By age 60 most of us have suffered at least one, if not more, devastating or traumatic life experiences: the loss of a loved one, divorce, and/or a serious life-threatening disease. Not to mention that aging in itself may bring forth a feeling of vulnerability.
So, I decided to investigate PTSD.
On the cancer.net website I found information on PTSD in cancer survivors stating that feelings of anxiety and dread are a normal reaction to cancer. I contend that these feelings of worry and fear are normal for everyone who has had traumatic experiences in their lives.
Cancer.net describes the PTSD symptoms as being different in different people. For some it can include nightmares, flashbacks, and strong emotions of hopelessness, guilt, or shame. For others it manifests in anger and/or fear.
People with PTSD might lose interest in relationships and avoid going out or to places that bring back frightening memories. Others shut down emotionally or start numbing those feelings with drugs or alcohol. The recommended treatment for PTSD is therapy, medication, and support groups.
For those of us who feel vulnerable or anxious, but do not feel our situation rises to the level of a diagnosed case of PTSD, here are some tips I have found that can help.
The feelings of vulnerability are normal, and we should not beat ourselves up about them. As stated above, these are natural reactions and that very realization can calm us.
Meditation and yoga relax us and can connect us to a deeper sense of spirituality.
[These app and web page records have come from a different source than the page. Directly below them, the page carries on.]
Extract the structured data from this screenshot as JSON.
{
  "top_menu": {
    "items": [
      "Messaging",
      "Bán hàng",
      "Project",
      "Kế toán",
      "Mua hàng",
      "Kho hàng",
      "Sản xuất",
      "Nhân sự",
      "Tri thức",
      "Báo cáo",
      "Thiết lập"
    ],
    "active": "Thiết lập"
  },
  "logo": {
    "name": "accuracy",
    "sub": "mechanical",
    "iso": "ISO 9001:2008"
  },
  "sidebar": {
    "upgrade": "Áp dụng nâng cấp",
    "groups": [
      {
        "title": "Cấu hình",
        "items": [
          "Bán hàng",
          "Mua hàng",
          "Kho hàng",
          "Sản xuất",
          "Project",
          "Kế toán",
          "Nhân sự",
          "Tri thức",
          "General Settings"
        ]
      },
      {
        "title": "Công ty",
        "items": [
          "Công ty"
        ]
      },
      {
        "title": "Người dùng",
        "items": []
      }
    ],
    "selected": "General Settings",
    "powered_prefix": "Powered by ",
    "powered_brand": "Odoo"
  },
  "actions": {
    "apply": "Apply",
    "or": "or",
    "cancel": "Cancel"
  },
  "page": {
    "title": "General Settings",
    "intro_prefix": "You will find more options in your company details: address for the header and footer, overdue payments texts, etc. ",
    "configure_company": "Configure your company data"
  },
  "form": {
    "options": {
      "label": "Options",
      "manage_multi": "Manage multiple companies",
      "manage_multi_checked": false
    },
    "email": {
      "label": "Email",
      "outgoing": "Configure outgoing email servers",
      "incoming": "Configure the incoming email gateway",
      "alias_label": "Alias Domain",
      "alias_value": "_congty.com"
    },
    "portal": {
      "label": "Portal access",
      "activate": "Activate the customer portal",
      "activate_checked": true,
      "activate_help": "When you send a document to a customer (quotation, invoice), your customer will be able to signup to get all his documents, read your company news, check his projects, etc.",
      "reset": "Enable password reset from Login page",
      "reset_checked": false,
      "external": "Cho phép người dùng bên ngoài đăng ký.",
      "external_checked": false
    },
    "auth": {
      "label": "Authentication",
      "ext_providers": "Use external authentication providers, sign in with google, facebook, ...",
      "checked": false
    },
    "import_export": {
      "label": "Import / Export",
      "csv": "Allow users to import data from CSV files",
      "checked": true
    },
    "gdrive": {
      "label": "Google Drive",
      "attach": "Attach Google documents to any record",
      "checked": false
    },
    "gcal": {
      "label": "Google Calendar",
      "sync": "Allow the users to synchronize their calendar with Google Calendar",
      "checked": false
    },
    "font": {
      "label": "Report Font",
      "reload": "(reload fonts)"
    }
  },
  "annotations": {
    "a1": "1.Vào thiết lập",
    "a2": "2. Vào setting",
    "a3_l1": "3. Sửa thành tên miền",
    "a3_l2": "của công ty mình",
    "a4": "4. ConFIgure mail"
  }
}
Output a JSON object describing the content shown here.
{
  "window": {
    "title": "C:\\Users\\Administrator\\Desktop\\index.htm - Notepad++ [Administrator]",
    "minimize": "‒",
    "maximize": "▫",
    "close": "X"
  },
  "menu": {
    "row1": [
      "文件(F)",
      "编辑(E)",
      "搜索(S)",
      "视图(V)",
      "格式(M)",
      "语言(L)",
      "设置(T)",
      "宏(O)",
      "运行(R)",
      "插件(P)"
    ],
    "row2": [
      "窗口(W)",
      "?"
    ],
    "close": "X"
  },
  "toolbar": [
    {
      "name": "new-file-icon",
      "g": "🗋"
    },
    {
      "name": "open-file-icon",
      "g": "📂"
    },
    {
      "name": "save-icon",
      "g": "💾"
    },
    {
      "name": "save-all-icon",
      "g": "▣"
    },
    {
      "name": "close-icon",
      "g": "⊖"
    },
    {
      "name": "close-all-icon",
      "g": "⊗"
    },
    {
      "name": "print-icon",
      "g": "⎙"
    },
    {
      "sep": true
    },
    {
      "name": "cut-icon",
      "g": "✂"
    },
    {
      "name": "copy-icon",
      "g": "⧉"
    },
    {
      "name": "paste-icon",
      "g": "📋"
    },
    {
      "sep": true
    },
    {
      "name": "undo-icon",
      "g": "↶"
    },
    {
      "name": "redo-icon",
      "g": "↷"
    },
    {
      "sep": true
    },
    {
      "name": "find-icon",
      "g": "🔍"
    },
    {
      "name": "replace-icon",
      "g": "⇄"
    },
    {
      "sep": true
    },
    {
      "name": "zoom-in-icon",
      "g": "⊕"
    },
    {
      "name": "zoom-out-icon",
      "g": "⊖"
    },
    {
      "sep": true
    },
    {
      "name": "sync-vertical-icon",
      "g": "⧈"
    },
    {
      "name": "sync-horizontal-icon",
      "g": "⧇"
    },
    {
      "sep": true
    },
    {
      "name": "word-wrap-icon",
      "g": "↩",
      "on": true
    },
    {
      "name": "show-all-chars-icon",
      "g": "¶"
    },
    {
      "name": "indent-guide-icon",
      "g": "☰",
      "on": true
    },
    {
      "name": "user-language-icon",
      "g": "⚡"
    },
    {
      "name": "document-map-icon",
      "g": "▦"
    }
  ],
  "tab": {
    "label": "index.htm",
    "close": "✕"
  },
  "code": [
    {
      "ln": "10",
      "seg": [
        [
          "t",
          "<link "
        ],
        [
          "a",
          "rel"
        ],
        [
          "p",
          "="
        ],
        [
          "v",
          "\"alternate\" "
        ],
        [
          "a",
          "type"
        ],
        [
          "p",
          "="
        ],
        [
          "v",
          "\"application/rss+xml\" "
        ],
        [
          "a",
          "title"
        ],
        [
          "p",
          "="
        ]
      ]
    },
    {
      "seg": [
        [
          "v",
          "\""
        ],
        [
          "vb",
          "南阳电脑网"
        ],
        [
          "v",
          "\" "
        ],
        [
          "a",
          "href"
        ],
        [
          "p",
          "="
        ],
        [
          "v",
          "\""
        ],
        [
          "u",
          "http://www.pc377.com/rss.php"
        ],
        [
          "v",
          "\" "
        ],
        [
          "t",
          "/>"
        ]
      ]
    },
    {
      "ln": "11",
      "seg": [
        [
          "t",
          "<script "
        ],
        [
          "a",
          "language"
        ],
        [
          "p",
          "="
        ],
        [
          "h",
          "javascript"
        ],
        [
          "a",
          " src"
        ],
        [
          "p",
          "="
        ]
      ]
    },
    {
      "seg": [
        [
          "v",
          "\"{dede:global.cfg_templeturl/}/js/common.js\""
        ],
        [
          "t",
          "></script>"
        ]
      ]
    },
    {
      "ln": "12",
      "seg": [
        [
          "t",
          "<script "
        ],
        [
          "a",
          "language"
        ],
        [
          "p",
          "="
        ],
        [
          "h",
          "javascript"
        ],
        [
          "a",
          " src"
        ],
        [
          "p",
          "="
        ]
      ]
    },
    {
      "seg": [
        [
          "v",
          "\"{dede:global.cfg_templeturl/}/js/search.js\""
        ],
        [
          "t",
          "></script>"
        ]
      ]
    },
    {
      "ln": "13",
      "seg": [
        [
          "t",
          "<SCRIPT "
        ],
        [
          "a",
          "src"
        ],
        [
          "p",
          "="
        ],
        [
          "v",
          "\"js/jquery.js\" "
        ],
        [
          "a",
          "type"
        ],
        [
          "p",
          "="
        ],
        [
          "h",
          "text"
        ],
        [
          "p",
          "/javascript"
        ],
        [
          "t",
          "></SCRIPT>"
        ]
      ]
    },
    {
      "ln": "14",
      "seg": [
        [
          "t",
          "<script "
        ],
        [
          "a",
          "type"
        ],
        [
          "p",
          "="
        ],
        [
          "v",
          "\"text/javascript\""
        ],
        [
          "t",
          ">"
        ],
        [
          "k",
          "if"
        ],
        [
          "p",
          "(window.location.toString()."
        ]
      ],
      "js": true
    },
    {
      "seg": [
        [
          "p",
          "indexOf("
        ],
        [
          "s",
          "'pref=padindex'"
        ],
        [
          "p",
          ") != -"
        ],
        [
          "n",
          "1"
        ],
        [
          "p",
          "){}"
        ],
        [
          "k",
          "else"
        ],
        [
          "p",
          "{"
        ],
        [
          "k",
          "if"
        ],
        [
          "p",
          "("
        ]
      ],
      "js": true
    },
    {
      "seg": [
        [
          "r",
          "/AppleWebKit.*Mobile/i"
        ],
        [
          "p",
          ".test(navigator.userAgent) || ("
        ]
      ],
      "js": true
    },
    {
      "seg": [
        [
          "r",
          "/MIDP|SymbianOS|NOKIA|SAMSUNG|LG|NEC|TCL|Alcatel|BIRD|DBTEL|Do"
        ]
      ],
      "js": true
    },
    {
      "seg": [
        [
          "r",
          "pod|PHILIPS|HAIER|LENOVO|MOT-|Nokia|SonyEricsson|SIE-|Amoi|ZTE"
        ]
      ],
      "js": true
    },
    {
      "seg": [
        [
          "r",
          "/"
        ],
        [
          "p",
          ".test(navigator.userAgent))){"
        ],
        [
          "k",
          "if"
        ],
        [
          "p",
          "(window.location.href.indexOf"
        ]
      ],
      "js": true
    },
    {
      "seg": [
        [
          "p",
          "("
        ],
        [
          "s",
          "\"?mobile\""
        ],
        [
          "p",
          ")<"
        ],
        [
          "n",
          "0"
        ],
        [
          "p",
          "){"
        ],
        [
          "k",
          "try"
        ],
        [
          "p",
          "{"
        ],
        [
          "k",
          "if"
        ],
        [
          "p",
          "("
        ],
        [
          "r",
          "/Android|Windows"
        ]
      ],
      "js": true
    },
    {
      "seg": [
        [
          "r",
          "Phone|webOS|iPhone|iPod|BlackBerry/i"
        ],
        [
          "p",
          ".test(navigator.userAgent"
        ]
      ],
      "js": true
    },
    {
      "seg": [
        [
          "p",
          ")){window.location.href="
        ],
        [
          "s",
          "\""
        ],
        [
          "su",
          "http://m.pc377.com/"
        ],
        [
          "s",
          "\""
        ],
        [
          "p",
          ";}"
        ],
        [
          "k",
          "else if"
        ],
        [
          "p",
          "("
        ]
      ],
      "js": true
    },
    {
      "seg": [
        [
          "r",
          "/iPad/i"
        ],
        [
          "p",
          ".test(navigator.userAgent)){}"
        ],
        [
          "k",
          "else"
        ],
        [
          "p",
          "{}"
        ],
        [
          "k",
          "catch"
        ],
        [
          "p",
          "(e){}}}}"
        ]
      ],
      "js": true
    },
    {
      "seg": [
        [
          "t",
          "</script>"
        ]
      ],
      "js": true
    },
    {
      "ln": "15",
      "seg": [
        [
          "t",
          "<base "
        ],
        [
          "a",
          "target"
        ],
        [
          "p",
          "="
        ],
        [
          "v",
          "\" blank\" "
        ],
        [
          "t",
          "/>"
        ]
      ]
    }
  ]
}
Exercise keeps our body healthy, energizes us, and makes us strong.
Keeping our minds sharp and stimulated is motivating and invigorating. Mental stimulation can come from studying a language, reading, writing, and playing games like scrabble, mahjong, and chess.
Staying connected with our personal life mission and values, whether it has to do with relationships, community involvement, social justice, or religion. That sense of purpose gives meaning to our lives.
Talking with friends and family helps us feel connected and reminds us that we are not alone. Sometimes we need to ask for help (to drive us somewhere at night or walk the dogs with us). It can be hard to ask, but often we find that our loved ones are happy to help.
Being of service also gives meaning to our lives and takes our focus away from our problems.
Trying to find joy in our lives and regularly do things that give us pleasure will bring daily moments of happiness. For each of us fun comes in different ways. It can include things such as cooking, gardening, nature trailing, reading, travel, sharing a meal with friends, and more.
The dark of night is the time when we often ponder the huge unsolvable problems in our lives. By saying that we will think about our problems in the morning and banishing them from our minds we can keep feelings of panic at bay.
If none of these things seem to help, therapy and support groups, and in some cases medication, are always an option. The main thing is not to be hard on ourselves or become isolated in the process.
In any event, we need not feel embarrassed or ashamed to address our vulnerabilities, nor should we treat these feelings as inevitable or as our “new normal.”
What have you found to help when feelings of worry, anxiety, or vulnerability rear their ugly heads? Do you have any tips that work especially well for you? Please share them in the comments below!